• _Problem statement_:
Return every line of the listing that includes the string "Current".

• _Supplied data_:
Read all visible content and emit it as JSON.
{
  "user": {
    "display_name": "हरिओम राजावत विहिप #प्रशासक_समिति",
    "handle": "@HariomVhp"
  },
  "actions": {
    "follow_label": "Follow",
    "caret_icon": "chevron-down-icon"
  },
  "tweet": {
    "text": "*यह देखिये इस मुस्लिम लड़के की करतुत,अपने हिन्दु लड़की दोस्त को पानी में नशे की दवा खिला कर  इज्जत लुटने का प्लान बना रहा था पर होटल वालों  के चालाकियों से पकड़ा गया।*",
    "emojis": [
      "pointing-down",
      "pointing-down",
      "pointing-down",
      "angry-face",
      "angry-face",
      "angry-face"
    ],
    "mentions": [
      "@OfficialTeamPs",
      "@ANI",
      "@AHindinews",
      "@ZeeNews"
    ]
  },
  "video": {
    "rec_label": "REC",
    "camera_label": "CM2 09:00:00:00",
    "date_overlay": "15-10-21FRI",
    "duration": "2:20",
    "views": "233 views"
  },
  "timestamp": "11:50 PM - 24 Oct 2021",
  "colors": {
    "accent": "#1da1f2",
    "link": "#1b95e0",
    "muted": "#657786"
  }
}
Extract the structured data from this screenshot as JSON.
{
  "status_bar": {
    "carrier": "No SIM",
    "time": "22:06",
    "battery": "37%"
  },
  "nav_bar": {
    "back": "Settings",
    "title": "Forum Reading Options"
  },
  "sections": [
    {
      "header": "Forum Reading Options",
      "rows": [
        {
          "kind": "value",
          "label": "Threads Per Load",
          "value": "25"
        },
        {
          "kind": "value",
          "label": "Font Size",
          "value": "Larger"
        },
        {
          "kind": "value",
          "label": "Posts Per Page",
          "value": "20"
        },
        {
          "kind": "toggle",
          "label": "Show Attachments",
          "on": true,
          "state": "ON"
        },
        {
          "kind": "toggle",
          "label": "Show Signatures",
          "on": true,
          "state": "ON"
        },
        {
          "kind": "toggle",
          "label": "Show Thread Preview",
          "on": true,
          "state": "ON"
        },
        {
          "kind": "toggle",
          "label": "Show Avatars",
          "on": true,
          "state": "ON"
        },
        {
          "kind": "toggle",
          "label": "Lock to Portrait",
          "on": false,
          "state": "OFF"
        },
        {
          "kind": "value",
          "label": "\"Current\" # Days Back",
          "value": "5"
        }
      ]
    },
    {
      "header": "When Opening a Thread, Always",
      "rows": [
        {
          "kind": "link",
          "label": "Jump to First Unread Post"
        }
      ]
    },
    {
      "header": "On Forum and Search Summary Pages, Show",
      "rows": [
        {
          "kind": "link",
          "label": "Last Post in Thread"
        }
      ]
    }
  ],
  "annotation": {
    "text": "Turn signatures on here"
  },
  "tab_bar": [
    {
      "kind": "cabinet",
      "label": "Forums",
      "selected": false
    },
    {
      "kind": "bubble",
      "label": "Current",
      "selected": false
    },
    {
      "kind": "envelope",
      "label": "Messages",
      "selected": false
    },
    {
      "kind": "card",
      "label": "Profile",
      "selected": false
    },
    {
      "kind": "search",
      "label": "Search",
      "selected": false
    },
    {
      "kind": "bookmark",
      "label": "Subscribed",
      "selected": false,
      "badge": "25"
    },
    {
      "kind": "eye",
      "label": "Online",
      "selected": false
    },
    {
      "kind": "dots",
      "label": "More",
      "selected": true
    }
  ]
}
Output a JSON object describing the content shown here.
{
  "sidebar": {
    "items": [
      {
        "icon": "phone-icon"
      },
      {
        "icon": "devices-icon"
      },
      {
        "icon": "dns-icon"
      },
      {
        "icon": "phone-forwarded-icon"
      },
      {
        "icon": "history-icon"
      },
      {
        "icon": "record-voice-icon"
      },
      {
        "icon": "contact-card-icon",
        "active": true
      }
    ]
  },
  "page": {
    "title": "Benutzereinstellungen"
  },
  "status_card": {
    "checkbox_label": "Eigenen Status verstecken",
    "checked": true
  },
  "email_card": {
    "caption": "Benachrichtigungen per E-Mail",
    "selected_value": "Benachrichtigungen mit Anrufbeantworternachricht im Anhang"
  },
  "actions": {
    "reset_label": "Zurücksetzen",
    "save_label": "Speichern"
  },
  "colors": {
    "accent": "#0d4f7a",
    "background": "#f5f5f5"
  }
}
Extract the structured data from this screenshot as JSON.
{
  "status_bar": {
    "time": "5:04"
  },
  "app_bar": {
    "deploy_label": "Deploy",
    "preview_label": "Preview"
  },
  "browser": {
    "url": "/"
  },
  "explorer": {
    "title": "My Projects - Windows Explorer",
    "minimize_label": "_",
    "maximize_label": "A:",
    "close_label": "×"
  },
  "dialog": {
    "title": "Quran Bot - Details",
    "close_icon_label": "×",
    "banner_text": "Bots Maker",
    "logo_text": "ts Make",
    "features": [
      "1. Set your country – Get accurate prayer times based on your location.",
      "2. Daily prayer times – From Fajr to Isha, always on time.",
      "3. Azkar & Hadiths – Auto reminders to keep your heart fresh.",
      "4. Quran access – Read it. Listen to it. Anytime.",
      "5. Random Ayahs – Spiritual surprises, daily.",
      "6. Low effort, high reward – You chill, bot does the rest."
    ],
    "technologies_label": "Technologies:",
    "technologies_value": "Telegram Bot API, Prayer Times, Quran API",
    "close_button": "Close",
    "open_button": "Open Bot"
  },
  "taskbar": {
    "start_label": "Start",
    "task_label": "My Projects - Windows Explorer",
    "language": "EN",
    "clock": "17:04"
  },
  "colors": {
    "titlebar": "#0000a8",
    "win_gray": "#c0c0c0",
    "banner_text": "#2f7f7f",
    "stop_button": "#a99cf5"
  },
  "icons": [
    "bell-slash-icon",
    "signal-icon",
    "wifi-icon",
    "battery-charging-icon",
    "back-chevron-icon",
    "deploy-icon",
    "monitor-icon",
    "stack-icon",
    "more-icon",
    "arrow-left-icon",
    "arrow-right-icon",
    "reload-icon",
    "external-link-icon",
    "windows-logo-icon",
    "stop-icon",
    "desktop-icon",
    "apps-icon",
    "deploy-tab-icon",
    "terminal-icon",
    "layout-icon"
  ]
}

• _Output for this task_:
          "label": "\"Current\" # Days Back",
      "label": "Current",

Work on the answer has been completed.